The problem the movie will face is its inability to comprehend the emotional force of its own source material. Sure, the old TV series was a half-campy over-the-top production infamous for its whacked-out plot lines and numerous live-and-on-the-air boo-boos. But it also had an emotional intensity that was once best explained to me by a recovering heroin addict (and addicts made up a large chunk of the show’s viewership). As he put it, it was the only show on TV about people fighting against destructive urges that they could barely control. Most likely the movie’s display of warped humor and surreal visuals will not be able to compete against the TV series’ strange power to hook (no pun intended) the attention span of the average addict.

Which suggests several things to me. The term “mainstream” is basically meaningless (except in terms of ownership — for example, mainstream media is something owned by a major corporation). Likewise, there is no mainstream culture in any coherent, traditional sense. Instead, we are now dealing with a system of sub-cultural groupings with points of overlap that can allow for successful combinations. A major production has to find a way of combining many of these groupings in order to achieve a broad audience. In turn, an indie movie is more capable of playing to a smaller niche market and primarily has to find that niche market.

Political content, social statements and hip attitudes in a movie will almost always take a back seat to emotional engagement with the audience. Finding this point of engagement is the tricky point. The upside with the old-school mainstream model was that filmmakers didn’t have to work much at it. They just followed the cultural formula. The sentimental tricks were clichéd, but the nice thing about clichés is that the responses are predictable. Some of these tricks still work, but lots of them don’t, and modern media are having to stumble their way toward the new clichés. By the way, clichés are not always a bad thing except when you do them badly.

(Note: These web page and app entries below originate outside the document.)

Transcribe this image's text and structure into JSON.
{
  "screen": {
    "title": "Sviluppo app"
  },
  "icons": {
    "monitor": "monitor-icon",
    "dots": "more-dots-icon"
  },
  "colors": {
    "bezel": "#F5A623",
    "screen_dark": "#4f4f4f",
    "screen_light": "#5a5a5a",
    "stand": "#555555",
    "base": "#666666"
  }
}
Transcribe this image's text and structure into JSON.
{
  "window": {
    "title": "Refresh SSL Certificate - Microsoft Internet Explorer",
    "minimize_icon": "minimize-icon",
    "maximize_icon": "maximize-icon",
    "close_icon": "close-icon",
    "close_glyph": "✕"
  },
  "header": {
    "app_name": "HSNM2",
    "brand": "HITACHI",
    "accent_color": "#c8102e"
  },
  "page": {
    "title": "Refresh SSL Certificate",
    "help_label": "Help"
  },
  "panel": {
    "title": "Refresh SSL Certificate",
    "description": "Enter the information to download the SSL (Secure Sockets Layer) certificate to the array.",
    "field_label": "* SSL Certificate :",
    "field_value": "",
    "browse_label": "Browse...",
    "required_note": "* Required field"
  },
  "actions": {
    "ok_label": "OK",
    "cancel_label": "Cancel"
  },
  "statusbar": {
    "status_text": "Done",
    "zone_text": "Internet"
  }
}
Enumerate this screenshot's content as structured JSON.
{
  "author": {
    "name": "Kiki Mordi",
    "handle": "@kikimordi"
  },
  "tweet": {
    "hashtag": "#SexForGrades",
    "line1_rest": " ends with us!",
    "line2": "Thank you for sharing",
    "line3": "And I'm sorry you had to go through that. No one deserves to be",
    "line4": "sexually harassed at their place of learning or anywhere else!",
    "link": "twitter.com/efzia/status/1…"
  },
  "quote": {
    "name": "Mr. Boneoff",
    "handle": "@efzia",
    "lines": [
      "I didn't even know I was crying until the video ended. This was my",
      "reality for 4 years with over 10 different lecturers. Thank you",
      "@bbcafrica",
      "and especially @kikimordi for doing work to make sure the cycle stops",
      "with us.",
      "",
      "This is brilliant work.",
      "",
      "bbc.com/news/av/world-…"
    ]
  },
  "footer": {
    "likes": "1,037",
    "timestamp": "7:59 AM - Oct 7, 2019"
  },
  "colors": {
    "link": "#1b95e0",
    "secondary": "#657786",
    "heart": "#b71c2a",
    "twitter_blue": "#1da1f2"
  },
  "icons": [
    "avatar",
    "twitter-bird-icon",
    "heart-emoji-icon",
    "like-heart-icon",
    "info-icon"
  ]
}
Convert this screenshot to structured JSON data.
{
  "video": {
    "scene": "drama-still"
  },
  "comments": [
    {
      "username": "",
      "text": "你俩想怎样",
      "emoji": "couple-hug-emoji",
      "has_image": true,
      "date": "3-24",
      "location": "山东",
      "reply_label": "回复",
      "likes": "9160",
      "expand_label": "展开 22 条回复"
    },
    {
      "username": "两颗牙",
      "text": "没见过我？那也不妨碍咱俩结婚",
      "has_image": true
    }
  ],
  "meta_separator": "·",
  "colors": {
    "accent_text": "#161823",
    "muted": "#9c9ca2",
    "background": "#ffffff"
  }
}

Finally, recovering heroin addicts make for a very interesting form of test audience. Once they are past the denial stage, they can be pretty upfront with what they think.